::: MATERIAL PROVIDED

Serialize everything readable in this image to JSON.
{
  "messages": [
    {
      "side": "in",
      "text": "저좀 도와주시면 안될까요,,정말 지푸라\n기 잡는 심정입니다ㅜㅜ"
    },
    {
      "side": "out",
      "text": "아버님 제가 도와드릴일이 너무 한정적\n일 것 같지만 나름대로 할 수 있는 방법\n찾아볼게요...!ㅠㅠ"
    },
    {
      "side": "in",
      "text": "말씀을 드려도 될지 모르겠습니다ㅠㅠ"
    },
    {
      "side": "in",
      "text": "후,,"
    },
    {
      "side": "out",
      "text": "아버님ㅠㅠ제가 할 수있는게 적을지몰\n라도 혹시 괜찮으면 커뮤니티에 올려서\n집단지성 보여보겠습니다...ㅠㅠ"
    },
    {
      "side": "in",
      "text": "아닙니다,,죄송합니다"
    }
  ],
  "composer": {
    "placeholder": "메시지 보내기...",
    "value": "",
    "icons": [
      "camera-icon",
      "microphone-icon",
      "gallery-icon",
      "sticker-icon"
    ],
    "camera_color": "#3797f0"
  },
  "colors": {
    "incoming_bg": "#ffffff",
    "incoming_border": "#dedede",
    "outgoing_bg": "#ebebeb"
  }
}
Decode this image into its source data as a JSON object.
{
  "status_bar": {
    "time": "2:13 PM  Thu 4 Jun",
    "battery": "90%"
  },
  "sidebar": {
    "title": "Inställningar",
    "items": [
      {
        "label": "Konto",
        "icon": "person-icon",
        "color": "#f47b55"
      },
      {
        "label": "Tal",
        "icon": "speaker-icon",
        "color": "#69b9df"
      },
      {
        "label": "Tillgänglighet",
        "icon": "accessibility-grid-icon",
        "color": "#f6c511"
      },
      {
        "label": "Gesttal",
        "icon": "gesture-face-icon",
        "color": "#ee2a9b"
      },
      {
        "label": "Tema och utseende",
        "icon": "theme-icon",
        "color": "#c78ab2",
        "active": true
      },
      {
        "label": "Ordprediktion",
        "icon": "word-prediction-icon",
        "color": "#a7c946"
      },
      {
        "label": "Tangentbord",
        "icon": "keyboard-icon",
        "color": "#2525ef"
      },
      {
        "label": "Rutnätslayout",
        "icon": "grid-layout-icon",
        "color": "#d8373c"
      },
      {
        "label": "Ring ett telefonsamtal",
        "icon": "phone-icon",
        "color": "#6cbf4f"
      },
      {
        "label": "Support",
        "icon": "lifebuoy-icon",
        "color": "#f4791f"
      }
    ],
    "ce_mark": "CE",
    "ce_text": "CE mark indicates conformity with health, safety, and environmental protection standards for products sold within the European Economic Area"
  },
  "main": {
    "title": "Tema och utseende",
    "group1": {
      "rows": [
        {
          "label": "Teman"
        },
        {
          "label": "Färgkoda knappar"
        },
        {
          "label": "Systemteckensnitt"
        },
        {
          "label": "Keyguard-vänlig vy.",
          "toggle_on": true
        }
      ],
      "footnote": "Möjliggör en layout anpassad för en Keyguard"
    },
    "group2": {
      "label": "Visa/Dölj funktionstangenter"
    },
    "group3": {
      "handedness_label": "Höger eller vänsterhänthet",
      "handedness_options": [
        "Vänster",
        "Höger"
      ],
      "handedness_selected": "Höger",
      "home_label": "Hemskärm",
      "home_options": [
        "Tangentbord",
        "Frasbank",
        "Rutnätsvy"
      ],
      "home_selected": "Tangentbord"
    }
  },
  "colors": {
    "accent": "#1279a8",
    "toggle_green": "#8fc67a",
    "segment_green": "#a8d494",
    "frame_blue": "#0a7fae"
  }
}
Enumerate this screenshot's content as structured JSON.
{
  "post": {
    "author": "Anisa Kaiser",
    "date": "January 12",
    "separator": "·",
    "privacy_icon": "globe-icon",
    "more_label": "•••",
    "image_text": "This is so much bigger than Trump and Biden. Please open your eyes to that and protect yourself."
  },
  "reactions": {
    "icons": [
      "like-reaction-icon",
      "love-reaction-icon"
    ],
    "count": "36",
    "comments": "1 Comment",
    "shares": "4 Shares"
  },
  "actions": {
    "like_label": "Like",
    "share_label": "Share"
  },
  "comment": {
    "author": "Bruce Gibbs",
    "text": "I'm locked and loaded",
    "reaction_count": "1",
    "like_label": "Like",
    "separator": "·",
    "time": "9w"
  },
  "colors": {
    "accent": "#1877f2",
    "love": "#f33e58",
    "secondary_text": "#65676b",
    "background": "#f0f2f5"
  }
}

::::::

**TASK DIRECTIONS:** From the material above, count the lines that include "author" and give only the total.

**WRITTEN SOLUTION:** 2